  • too much stuff for common luggage, or, too much stuff to drag from claim to car rental
  • balky outsize stuff that won't handle as baggage
  • fragile stuff that won't survive as baggage
  • Hazmat or prohibited stuff that shouldn't fly
  • Valuable stuff that's a high theft risk

For instance you can't purge chainsaw gas enough to make it flying safe, and the long lumberman-tier bar will be too fragile and balky. The chest of Snap-On tools will go home with a baggage handler. Also, Hertz will not want that in their rental car.

The other factor is the weight of substantial stuff adds proportionately to the A320's fuel burn (i.e. an A320 with 1% more gross weight burns 1% more fuel) -- but it does not do so to an automobile at cruise. the automobile has slightly higher rolling resistance, zero acceleration energy since it's at cruise, and zero effect on aerodynamic drag. The last one dominates fuel consumption at freeway cruise. And that's my direct experience talking; I've driven my car long distances both empty and laden in comparable conditions.

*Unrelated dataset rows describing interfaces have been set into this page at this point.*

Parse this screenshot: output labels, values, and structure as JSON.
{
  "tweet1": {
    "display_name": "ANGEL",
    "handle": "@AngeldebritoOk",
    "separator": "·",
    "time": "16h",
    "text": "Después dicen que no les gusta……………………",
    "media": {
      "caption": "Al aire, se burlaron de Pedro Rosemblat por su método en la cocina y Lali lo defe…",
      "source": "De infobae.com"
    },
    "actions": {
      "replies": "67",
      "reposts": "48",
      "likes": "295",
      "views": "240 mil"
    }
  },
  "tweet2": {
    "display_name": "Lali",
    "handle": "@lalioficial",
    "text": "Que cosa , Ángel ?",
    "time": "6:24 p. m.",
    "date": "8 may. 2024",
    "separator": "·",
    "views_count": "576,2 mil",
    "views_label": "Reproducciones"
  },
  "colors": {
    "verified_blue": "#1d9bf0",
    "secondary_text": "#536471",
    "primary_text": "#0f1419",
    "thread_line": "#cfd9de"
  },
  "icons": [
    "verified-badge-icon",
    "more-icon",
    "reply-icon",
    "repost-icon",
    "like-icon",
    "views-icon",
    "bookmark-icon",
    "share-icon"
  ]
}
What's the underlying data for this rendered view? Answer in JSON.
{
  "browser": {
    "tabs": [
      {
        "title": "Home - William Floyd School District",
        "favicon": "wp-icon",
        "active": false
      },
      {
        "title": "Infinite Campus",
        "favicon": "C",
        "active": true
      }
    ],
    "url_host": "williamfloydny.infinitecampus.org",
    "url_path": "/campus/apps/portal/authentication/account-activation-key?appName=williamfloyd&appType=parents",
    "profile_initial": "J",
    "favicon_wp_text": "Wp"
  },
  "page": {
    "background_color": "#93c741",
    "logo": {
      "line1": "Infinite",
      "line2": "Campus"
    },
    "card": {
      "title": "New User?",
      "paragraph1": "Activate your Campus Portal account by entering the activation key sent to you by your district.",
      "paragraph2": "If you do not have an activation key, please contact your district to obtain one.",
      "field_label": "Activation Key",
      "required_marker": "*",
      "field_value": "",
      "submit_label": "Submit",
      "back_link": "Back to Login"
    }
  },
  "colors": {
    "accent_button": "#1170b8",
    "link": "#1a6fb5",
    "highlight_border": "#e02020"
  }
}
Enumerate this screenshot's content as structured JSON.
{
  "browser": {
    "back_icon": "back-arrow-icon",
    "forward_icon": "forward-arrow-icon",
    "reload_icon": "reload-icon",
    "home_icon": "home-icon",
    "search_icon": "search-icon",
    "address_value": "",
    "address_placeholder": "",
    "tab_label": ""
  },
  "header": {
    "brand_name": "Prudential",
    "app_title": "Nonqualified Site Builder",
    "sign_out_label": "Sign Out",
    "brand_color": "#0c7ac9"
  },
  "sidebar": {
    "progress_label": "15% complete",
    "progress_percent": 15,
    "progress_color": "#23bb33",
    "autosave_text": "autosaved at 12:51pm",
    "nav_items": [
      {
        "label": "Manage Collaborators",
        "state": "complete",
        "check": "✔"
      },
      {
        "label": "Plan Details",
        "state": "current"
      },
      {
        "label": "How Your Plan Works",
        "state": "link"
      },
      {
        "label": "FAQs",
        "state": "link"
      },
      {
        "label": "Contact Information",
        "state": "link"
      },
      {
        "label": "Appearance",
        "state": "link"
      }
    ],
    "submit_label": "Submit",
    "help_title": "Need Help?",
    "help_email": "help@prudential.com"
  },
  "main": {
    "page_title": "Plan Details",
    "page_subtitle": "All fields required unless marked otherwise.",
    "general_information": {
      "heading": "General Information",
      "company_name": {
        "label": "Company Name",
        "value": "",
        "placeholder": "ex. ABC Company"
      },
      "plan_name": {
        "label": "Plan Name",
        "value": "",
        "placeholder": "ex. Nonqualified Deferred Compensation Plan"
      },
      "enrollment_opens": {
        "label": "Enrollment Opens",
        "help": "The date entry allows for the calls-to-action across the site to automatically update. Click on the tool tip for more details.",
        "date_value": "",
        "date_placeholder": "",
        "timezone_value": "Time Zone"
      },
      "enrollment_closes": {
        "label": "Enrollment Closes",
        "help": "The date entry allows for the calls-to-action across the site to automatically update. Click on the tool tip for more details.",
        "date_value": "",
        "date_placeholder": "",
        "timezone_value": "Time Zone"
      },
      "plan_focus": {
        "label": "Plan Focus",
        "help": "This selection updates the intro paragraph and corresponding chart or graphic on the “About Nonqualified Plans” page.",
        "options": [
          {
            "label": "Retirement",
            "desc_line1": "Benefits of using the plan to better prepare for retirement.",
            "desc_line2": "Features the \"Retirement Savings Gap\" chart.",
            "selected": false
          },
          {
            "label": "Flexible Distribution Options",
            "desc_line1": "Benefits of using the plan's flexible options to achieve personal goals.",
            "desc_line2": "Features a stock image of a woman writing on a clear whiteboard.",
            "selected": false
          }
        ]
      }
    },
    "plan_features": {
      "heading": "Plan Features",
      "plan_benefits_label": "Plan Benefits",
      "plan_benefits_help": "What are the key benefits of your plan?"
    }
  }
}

Will you be extensively using a car at the other end?

In this case, you may be better off bringing your efficient car, rather than renting whatever run-of-rental-shop they happen to hand you. In my experience, most of the time, the efficient cars are gone, and they cheerfully "upgrade" you to a bigger car with abysmal fuel economy. I have often sat in the waiting room waiting for the efficient car I asked for to be cleaned and prepped, because I would be putting a lot of miles on it.

Early this decade, they were charging a significant premium for boldly-efficient cars like the Toyota Prius.

| improve this answer | |
  • $\begingroup$ All good points. Bulky, excess, or valuable stuff could also be shipped separately, where the incremental environmental cost is still pretty low. $\endgroup$ – fooot Jul 31 '19 at 15:45

The answer is that it is dramatically more environmentally friendly in terms of CO2-equivalent greenhouse gas release to drive any given distance than to fly it. The average American drives three times the distance from San Diego to London, yet the relative contribution of that year of driving versus a single flight from America to London is less than 150% more (just eyeballing the difference in the plot in the link below).

And as others have pointed out, aircraft burn through fuel at a precipitous rate during take-off and landing, so for shorter distances this disparity is likely to be even greater as the total ratio of cruise altitude efficiency becomes lower.

The dramatic impact that aircraft contrails have on this matter really can't be overstated.

Comparison of air versus road travel: https://phys.org/news/2017-07-effective-individual-tackle-climate-discussed.html

Average distance driving: https://www.fhwa.dot.gov/ohim/onh00/bar8.htm

| improve this answer | |
  • 3
    $\begingroup$ Neither link makes any data driven comparison between air travel and car driving. The links do not confirm your statements. $\endgroup$ – Koyovis Jul 31 '19 at 21:24
  • $\begingroup$ That is not true. Link one establishes a comparison between a single flight and a year's worth of driving. I use the second link to get an estimate of how many miles one drives in a year. The average is ~15K/year and the distance between London and San Diego (among the longest of flight options between the two continents of sizable traffic. If the two forms of travel were equivalent mile-for-mile, then the savings of not driving for a year in link 1 would be roughly three times the size of not flying to europe once, which it certainly is not. Very generous approximations were made. $\endgroup$ – LasagnaMuncher Jul 31 '19 at 21:55
  • 1
    $\begingroup$ Also, if you want more details on Link one, you are encouraged to follow the link provided's link to the Environmental Research Letters academic article in which the findings are initially reported. However, because there are often restrictions on access to academic journals, it is common practice to use these second-party summaries of original scientific work when interacting with the general public. $\endgroup$ – LasagnaMuncher Jul 31 '19 at 22:12

Your Answer

By clicking “Post Your Answer”, you agree to our terms of service, privacy policy and cookie policy

Not the answer you're looking for? Browse other questions tagged or ask your own question.